Exercise inputs:
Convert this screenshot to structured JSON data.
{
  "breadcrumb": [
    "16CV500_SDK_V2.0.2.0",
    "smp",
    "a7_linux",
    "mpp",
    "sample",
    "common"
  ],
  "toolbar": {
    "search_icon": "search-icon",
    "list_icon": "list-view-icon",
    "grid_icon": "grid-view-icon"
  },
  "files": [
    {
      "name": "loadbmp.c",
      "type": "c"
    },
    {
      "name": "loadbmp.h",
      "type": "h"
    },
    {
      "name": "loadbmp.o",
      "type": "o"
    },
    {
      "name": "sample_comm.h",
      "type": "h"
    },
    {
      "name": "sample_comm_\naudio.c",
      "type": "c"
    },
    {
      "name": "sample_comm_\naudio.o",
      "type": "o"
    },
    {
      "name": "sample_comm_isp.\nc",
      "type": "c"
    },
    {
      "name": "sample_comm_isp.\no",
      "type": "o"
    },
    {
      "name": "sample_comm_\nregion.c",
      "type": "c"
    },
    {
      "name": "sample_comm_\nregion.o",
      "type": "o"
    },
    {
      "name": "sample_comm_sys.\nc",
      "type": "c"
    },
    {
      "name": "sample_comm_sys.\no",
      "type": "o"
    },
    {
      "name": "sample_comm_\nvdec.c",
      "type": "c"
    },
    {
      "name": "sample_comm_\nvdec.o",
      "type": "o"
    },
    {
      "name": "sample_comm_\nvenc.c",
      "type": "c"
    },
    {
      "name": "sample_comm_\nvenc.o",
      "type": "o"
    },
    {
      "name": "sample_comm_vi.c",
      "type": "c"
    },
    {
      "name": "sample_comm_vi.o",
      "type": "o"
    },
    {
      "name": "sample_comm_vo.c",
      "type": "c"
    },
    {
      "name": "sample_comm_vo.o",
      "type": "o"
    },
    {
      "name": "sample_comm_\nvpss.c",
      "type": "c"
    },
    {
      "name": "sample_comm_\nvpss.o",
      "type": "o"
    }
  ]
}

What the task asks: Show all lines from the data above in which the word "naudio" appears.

Your solution:
      "name": "sample_comm_\naudio.c",
      "name": "sample_comm_\naudio.o",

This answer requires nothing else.